Industrial engineers apply science, mathematics and fundamental engineering principles to complex systems and operations in order to make them better. Our industrial engineering program emphasizes manufacturing and automation and gives students hands-on experience through problem-based learning. 

Matthew Clancy works on his CubeSat in UMass Lowell's MakerSpace

What Courses Will You Take?

In the newly developed industrial engineering program at UMass Lowell, students learn to design, improve and implement integrated systems of people, materials, information, equipment and energy.

Our students follow a rigorous and well-rounded curriculum that provides a solid science and engineering foundation, with advanced coursework in automation and control, manufacturing process, ergonomics, analytics and operations management. Designed to be multidisciplinary, the program offers students the opportunity to take courses within the Francis College of Engineering, the Kennedy College of Sciences and the Manning School of Business. In addition, students may also pursue minors in areas such as robotics, production and operations management.
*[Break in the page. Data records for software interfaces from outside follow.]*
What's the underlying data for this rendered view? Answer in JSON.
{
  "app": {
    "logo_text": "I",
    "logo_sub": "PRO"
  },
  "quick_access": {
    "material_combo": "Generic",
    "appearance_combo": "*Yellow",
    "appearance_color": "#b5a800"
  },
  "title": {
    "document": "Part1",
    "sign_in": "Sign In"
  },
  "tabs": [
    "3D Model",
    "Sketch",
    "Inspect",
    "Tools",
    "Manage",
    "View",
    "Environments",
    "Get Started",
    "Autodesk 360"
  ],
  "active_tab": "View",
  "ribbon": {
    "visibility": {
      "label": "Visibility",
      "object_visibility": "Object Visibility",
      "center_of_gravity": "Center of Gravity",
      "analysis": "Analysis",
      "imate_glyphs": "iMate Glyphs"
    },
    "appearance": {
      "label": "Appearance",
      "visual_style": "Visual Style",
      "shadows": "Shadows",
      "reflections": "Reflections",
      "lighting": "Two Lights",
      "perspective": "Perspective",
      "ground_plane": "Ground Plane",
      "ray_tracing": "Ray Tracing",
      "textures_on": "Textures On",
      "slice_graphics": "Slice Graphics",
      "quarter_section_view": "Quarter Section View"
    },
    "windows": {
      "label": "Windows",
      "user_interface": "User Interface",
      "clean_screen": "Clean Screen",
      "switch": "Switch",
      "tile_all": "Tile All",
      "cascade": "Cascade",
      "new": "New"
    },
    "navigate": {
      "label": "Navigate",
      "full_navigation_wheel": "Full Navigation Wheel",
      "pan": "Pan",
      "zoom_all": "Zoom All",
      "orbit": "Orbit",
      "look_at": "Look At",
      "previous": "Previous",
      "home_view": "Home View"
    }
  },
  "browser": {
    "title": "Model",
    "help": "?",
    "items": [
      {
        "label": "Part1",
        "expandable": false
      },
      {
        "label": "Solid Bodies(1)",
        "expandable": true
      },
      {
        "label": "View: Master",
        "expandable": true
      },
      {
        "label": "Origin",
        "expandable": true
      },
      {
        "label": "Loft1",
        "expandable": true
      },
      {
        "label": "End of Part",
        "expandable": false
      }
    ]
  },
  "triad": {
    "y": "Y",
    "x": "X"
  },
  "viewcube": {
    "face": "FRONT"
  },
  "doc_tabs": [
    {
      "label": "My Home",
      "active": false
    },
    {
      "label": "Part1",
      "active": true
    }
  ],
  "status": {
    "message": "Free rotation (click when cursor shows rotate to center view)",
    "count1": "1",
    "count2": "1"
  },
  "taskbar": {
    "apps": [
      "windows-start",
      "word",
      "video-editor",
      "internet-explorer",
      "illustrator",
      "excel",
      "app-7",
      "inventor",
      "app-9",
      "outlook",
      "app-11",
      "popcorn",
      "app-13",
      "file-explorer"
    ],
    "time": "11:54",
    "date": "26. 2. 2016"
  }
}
Degree Pathways
Learning Outcomes
Course Listing

Want to switch to the industrial engineering major from another UML department? View the requirements.

Why Study Industrial Engineering at UMass Lowell?

Formula-SAE-Race-Team-race-car-group-mechanical-engineering

Fun Outside the Classroom

Put your learning into practice. Check out some of the fun ways UML students come together. 
Male faculty member instructs female student on use of machine.

Research Opportunities

Our faculty excel in several primary research areas, including dynamic systems, thermofluid transport, and mechanics and materials.

Students can benefit from learning how to conduct research in one of our 11 faculty-run research labs focusing on energy and sustainability, defense and security, manufacturing and industry, and engineering education. UMass Lowell is also home to several renowned research centers that promote interdisciplinary collaborations in areas such as 3D printing, baseball research, wind energy, nanomanufacturing and robotics.

Dean Kennedy standing in front of the Magic Kingdom at Disney World

Co-op Program

Our highly successful co-op program allows you to apply your engineering knowledge in the technical job market and develop skills necessary for success after graduation. Since 2010, more than 3,100 students have participated in co-ops at a wide variety of high-tech and industrial companies.

Jaclyn Solimine presents her research

Bachelor’s-to-Master's Program

Get on the fast track to an advanced degree with our combined B.S.E./M.S.E. program. 

• Available to juniors and seniors with a grade point average of 3.0 or better
• Offers a continuous, coordinated sequence of courses
• Reduced credit-hour requirements can save you time and money

If you meet all the requirements, you can earn a B.S.E. at the end of your fourth year and an M.S.E. at the end of your fifth year. 

Male, industrial engineers looking at schematic on large computer screen in open, modern school building

What can you do with a degree in industrial engineering?

Industrial engineers are in high demand, earning median salaries of more than $88,000 a year, with employment expected to grow by 10% over the next decade. 

Our versatile graduates can work in a wide range of industries, from manufacturing and transportation systems to health care and business administration, as well as in new fields such as nanomanufacturing, 3D printing and biomedical manufacturing. 

Job roles can include:

  • Project manager
  • Production engineer
  • Consultant
  • Process analyst
  • Quality engineer
  • Reliability engineer
  • Operations manager
  • Supply chain analyst